**Your assignment:**
Every line with the string "JSON" should be copied from the data.

**Information:**
★ ★ ★

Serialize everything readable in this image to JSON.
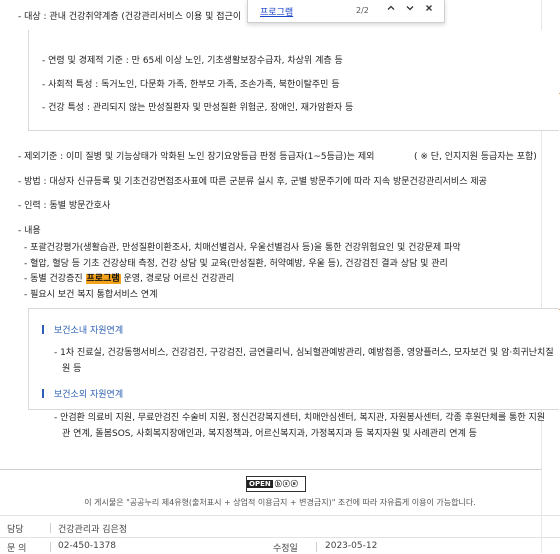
{
  "find_bar": {
    "query": "프로그램",
    "count": "2/2",
    "prev_icon": "chevron-up",
    "next_icon": "chevron-down",
    "close_icon": "close"
  },
  "content": {
    "target": "- 대상 : 관내 건강취약계층 (건강관리서비스 이용 및 접근이",
    "target_items": [
      "- 연령 및 경제적 기준 : 만 65세 이상 노인, 기초생활보장수급자, 차상위 계층 등",
      "- 사회적 특성 : 독거노인, 다문화 가족, 한부모 가족, 조손가족, 북한이탈주민 등",
      "- 건강 특성 : 관리되지 않는 만성질환자 및 만성질환 위험군, 장애인, 재가암환자 등"
    ],
    "exclusion": "- 제외기준 : 이미 질병 및 기능상태가 악화된 노인 장기요양등급 판정 등급자(1~5등급)는 제외",
    "exclusion_note": "( ※ 단, 인지지원 등급자는 포함)",
    "method": "- 방법 : 대상자 신규등록 및 기초건강면접조사표에 따른 군분류 실시 후, 군별 방문주기에 따라 지속 방문건강관리서비스 제공",
    "staff": "- 인력 : 동별 방문간호사",
    "content_title": "- 내용",
    "content_items": [
      "- 포괄건강평가(생활습관, 만성질환이환조사, 치매선별검사, 우울선별검사 등)을 통한 건강위험요인 및 건강문제 파악",
      "- 혈압, 혈당 등 기초 건강상태 측정, 건강 상담 및 교육(만성질환, 허약예방, 우울 등), 건강검진 결과 상담 및 관리"
    ],
    "content_item3_prefix": "- 동별 건강증진 ",
    "content_item3_highlight": "프로그램",
    "content_item3_suffix": " 운영, 경로당 어르신 건강관리",
    "content_item4": "- 필요시 보건 복지 통합서비스 연계"
  },
  "box": {
    "internal_title": "보건소내 자원연계",
    "internal_line1": "- 1차 진료실, 건강동행서비스, 건강검진, 구강검진, 금연클리닉, 심뇌혈관예방관리, 예방접종, 영양플러스, 모자보건 및 암·희귀난치질",
    "internal_line2": "원 등",
    "external_title": "보건소외 자원연계",
    "external_line1": "- 안검환 의료비 지원, 무료안검진 수술비 지원, 정신건강복지센터, 치매안심센터, 복지관, 자원봉사센터, 각종 후원단체를 통한 지원",
    "external_line2": "관 연계, 돌봄SOS, 사회복지장애인과, 복지정책과, 어르신복지과, 가정복지과 등 복지자원 및 사례관리 연계 등"
  },
  "license": {
    "open": "OPEN",
    "cc": "ⓑⓢⓔ",
    "notice": "이 게시물은 \"공공누리 제4유형(출처표시 + 상업적 이용금지 + 변경금지)\" 조건에 따라 자유롭게 이용이 가능합니다."
  },
  "footer": {
    "dept_label": "담당",
    "dept_value": "건강관리과 김은정",
    "phone_label": "문 의",
    "phone_value": "02-450-1378",
    "modified_label": "수정일",
    "modified_value": "2023-05-12"
  },
  "colors": {
    "accent_blue": "#2b5fb3",
    "highlight": "#f3a21b",
    "orange_tick": "#e7a33d"
  }
}
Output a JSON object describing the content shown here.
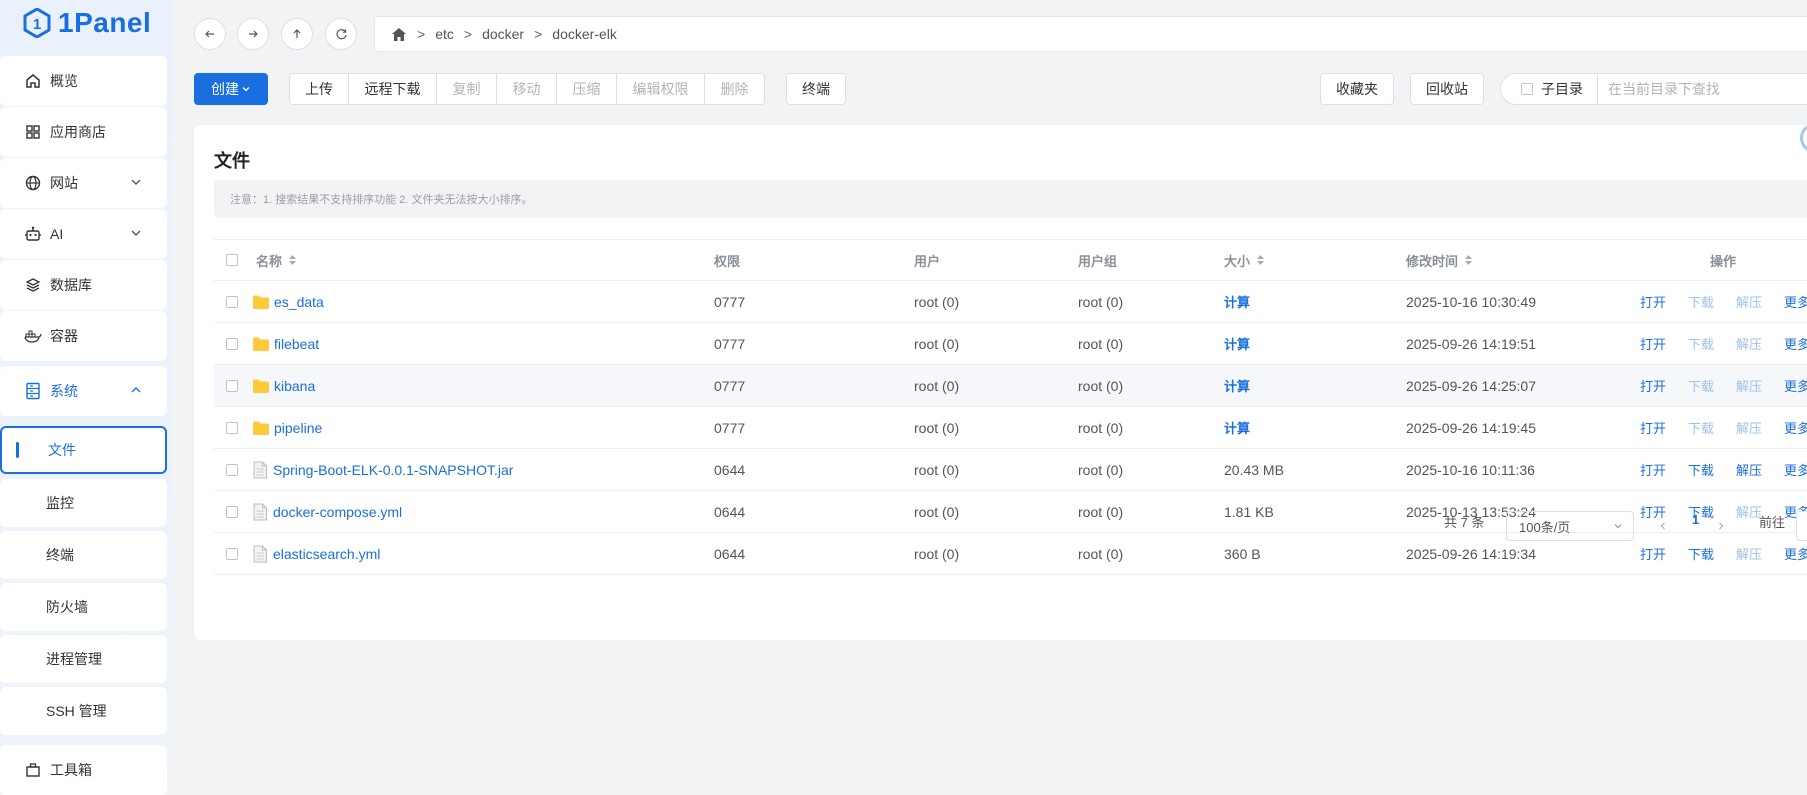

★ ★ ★

**Solution to the problem:**
Serialize everything readable in this image to JSON.
Output a JSON object describing the content shown here.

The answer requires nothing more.